“Districts report an estimated 23 percent of students are without internet access — or one out of every five students,” he told the panel.
Two state lawmakers from eastern Missouri’s St. Charles County have worked with a former Missouri State Defense Force member to secure 3,000 protective face shields for health care workers across the state.
House Speaker Pro Tem John Wiemann, R-O’Fallon, and State Rep. Adam Schnelting, R-St. Charles, partnered with former Missouri State Defense Force member Col. Art Bottorff. Wiemann says the donation will be distributed by the Missouri Hospital Association, through the State Emergency Management Agency.
“And will go to hospitals that are in the most highest need that have a low supply of face shields,” Wiemann says.
The shields will also go to health care workers in high-need clinics, along with EMS and shelter employees.
Wiemann tells Missourinet he’s grateful for the former members of the State Defense Force, for the donation. Wiemann, Schnelting and Col. Bottorff coordinated the donation, after working with GetMePPENational and its affiliate, Boston Scientific. They also worked with the Purdue University Parents Association.
The face shields were made by Boston Scientific.
Pro Tem Wiemann describes face shields as an extra layer of protection, for workers who wear masks.
“When you’re in a medical environment, there are liquids, there are airborne things that are floating in the air, that someone could cough in your face, and it may not necessarily block them from getting into your eyes or other parts of your body,” says Wiemann.
As for Representative Schnelting, he’s a former member of the Missouri State Defense Force.
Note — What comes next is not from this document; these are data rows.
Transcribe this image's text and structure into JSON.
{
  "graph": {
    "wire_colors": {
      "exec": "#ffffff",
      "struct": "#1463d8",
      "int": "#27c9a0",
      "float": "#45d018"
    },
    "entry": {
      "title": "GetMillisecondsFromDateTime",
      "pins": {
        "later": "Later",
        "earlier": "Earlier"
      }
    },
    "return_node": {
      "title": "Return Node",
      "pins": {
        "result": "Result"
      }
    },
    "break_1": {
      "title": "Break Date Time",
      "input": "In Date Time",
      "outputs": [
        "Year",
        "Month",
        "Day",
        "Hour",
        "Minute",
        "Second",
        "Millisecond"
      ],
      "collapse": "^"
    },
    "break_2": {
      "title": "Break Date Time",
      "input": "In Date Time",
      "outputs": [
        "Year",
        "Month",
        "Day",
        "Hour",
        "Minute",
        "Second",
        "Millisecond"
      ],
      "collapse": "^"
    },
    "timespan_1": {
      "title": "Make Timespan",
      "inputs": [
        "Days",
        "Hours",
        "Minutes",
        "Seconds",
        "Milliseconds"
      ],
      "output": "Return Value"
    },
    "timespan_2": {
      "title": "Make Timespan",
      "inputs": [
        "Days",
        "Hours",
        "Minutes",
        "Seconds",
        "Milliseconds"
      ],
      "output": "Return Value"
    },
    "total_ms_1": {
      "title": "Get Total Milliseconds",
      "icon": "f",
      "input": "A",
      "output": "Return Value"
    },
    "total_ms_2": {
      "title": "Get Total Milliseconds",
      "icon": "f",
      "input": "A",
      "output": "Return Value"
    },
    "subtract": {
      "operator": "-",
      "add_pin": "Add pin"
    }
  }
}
The freshman Republican is crediting the organization for helping to secure the donation. Schnelting notes the health care employees will be receiving CDC and FDA-certified protective face shields.
Schnelting, who serves on the Missouri House Special Committee on Homeland Security, notes the State Defense Force has a dual mission: homeland security and disaster response.
“So securing items like PPE for those on the front lines in a scenario like this pandemic plays right into the purpose of the State Defense Force,” Schnelting says.
The State Defense Force was a military reserve force in Missouri that was inactivated due to budgetary concerns, on the same day the state received its first case of COVID-19. Col. Bottorff praises the Legislature for restoring funding for the Force, last week. The Colonel also says he hopes Governor Mike Parson “will see the great value of reactivating the State Defense Force.”
Schnelting says the shields will be deployed to health care workers, with the greatest need in the state.
Pro Tem Wiemann credits Bottorff for identifying the face shields, which were being warehoused in another state.
“We knew we needed to move quickly because these face shields are in high demand,” Wiemann says.
Wiemann and Schnelting also praise Missouri’s physicians, nurses, EMS and other first responders who are working around the clock to keep residents safe.
A northwest Missouri manufacturer has notified the state that it may reduce its workforce this summer. Battery maker Exide Technologies has started Chapter 11 bankruptcy proceedings while trying to arrange the sale of the company. Exide’s plant in Forest City is hoping to avoid laying off 85 workers.
“If the Company does not enter into an agreement with a purchaser to sell the business, the Company currently expects that it will be forced to conduct reductions-in-force or plant closings. Alternatively, if the Company does enter into an agreement with a purchaser to sell the business, the purchaser may elect not to continue to operate the business as a going concern or to offer employment to all of the Company’s employees,” the letter to the state says.
The notice from Exide to the mayor of Forest City and the state says that if layoffs do occur, they could be permanent and happen towards the end of July.
The company has also notified the union representing the workers.
Forest City is a town of about 250 people.
Copyright © 2020 · Missourinet